After doing, I thought, very well at this new life, even managing to cook dinner for myself once or twice, and getting a lot of work done, I am suddenly trapped in wave after wave of sorrow, welling up unexpectedly, overwhelming me at inopportune times. Talking with friends is sometimes difficult.
I am haunted by the memory of my beautiful man, hunched over and lurching down the hall, calling urgently after a dark-haired caregiver who is scurrying to another patient, “Delores! Delores!”
“Hi Don,” I call, holding out my hand. He wavers, between me and the hall where the caregiver disappeared, back and forth, back and forth.
Lately it is obvious that although he is usually delighted to see me, kissing my hands joyously, he also forgets I am there and wanders off, to confuse another woman with me. This is a mercy for him if he can find comfort in that, and hopefully makes the job a little easier for the caregivers.
But it leaves me remembering our many joyous years and thinking, how did this happen? How did we end up like this? And then i realise I no longer have long dark hair. It has turned grey, as it should, in the passage of time. And all creatures must die, to make room for the young.
I am reminded of words a therapist told me: “Of course you are in grief.
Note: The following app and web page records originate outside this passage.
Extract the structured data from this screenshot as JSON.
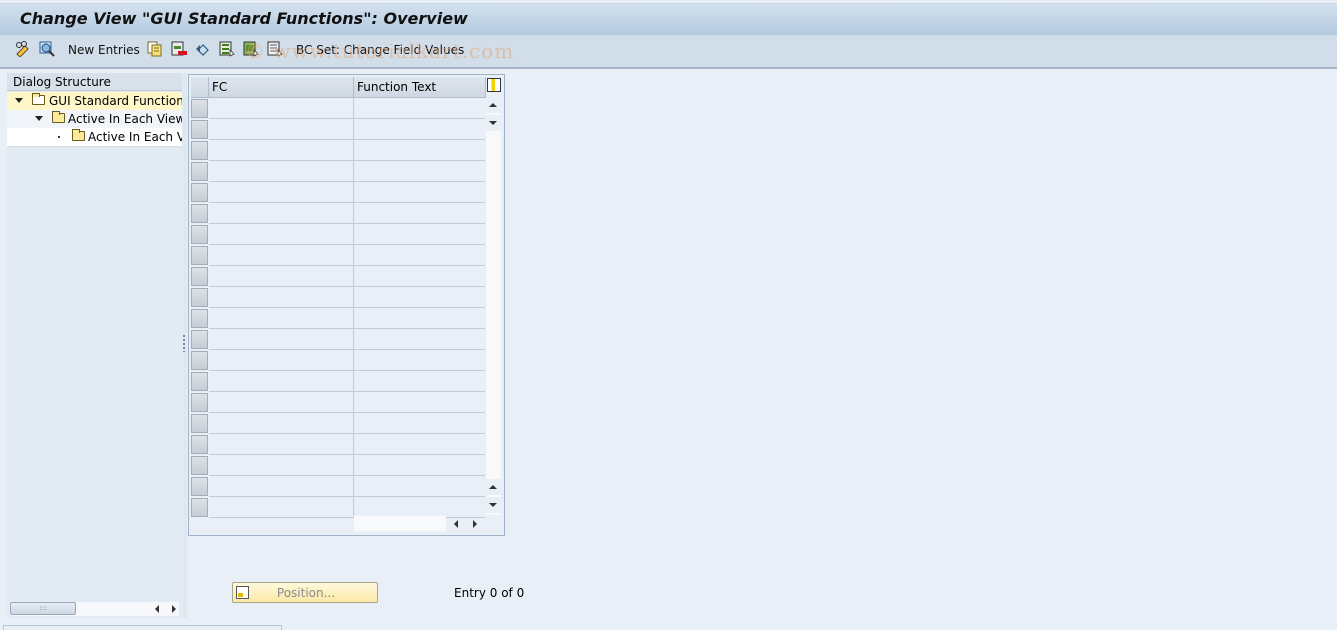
{
  "window": {
    "title": "Change View \"GUI Standard Functions\": Overview"
  },
  "toolbar": {
    "new_entries_label": "New Entries",
    "bc_set_label": "BC Set: Change Field Values",
    "icons": [
      "display-change-icon",
      "where-used-icon",
      "copy-icon",
      "delete-icon",
      "undo-icon",
      "select-all-icon",
      "select-block-icon",
      "deselect-all-icon"
    ]
  },
  "watermark": "© www.tutorialkart.com",
  "dialog_structure": {
    "header": "Dialog Structure",
    "items": [
      {
        "label": "GUI Standard Functions",
        "level": 0,
        "expanded": true,
        "selected": true
      },
      {
        "label": "Active In Each View",
        "level": 1,
        "expanded": true,
        "selected": false
      },
      {
        "label": "Active In Each Vi",
        "level": 2,
        "expanded": false,
        "selected": false
      }
    ]
  },
  "table": {
    "columns": [
      "FC",
      "Function Text"
    ],
    "row_count_visible": 20,
    "rows": []
  },
  "footer": {
    "position_button_label": "Position...",
    "entry_text": "Entry 0 of 0"
  }
}
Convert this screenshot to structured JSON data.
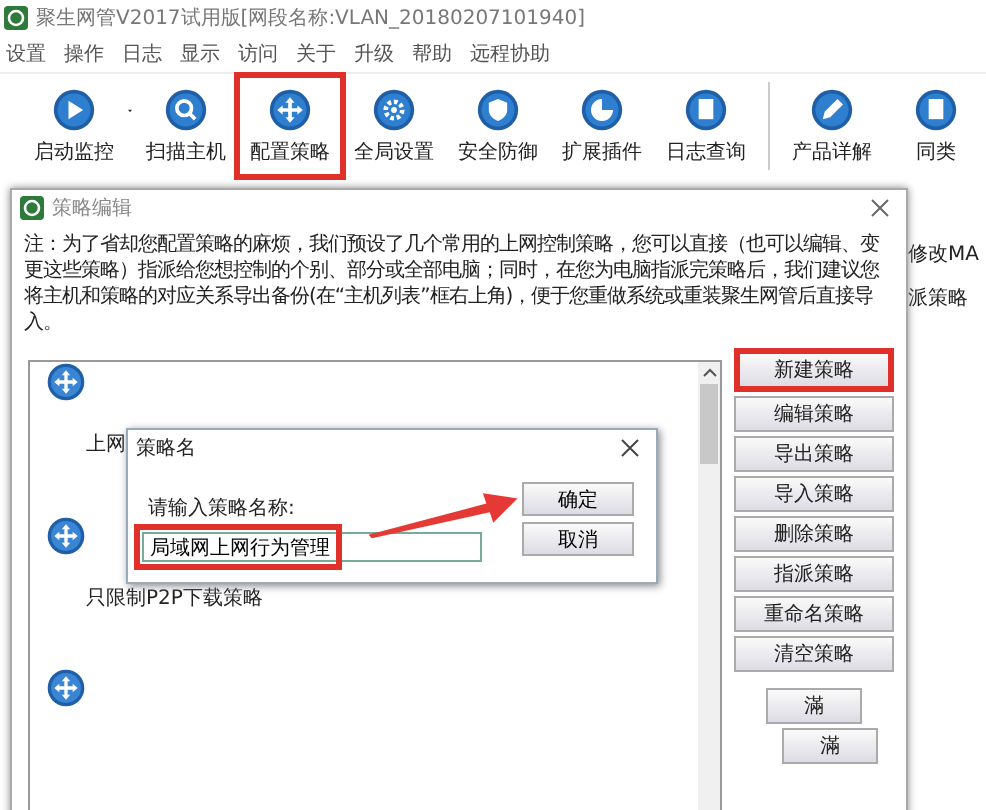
{
  "window": {
    "title": "聚生网管V2017试用版[网段名称:VLAN_20180207101940]"
  },
  "menu": [
    "设置",
    "操作",
    "日志",
    "显示",
    "访问",
    "关于",
    "升级",
    "帮助",
    "远程协助"
  ],
  "toolbar": [
    {
      "label": "启动监控",
      "dropdown": true,
      "highlighted": false
    },
    {
      "label": "扫描主机",
      "highlighted": false
    },
    {
      "label": "配置策略",
      "highlighted": true
    },
    {
      "label": "全局设置",
      "highlighted": false
    },
    {
      "label": "安全防御",
      "highlighted": false
    },
    {
      "label": "扩展插件",
      "highlighted": false
    },
    {
      "label": "日志查询",
      "highlighted": false
    },
    {
      "label": "产品详解",
      "highlighted": false,
      "separator": true
    },
    {
      "label": "同类",
      "highlighted": false
    }
  ],
  "background_texts": [
    "修改MA",
    "派策略"
  ],
  "dialog": {
    "title": "策略编辑",
    "note": "注：为了省却您配置策略的麻烦，我们预设了几个常用的上网控制策略，您可以直接（也可以编辑、变更这些策略）指派给您想控制的个别、部分或全部电脑；同时，在您为电脑指派完策略后，我们建议您将主机和策略的对应关系导出备份(在“主机列表”框右上角)，便于您重做系统或重装聚生网管后直接导入。",
    "policies": [
      {
        "kind": "policy",
        "label": "上网"
      },
      {
        "kind": "policy",
        "label": "只限制P2P下载策略"
      },
      {
        "kind": "policy"
      }
    ],
    "buttons": [
      {
        "label": "新建策略",
        "kind": "main",
        "highlighted": true
      },
      {
        "label": "编辑策略",
        "kind": "main",
        "highlighted": false
      },
      {
        "label": "导出策略",
        "kind": "main",
        "highlighted": false
      },
      {
        "label": "导入策略",
        "kind": "main",
        "highlighted": false
      },
      {
        "label": "删除策略",
        "kind": "main",
        "highlighted": false
      },
      {
        "label": "指派策略",
        "kind": "main",
        "highlighted": false
      },
      {
        "label": "重命名策略",
        "kind": "main",
        "highlighted": false
      },
      {
        "label": "清空策略",
        "kind": "main",
        "highlighted": false
      },
      {
        "label": "滿",
        "kind": "small",
        "highlighted": false
      },
      {
        "label": "滿",
        "kind": "small2",
        "highlighted": false
      }
    ]
  },
  "name_dialog": {
    "title": "策略名",
    "prompt": "请输入策略名称:",
    "value": "局域网上网行为管理",
    "value_highlighted": true,
    "buttons": [
      "确定",
      "取消"
    ],
    "arrow": true
  }
}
Your husband is dying, the long, slow, hard way, fading like the Cheshire cat.”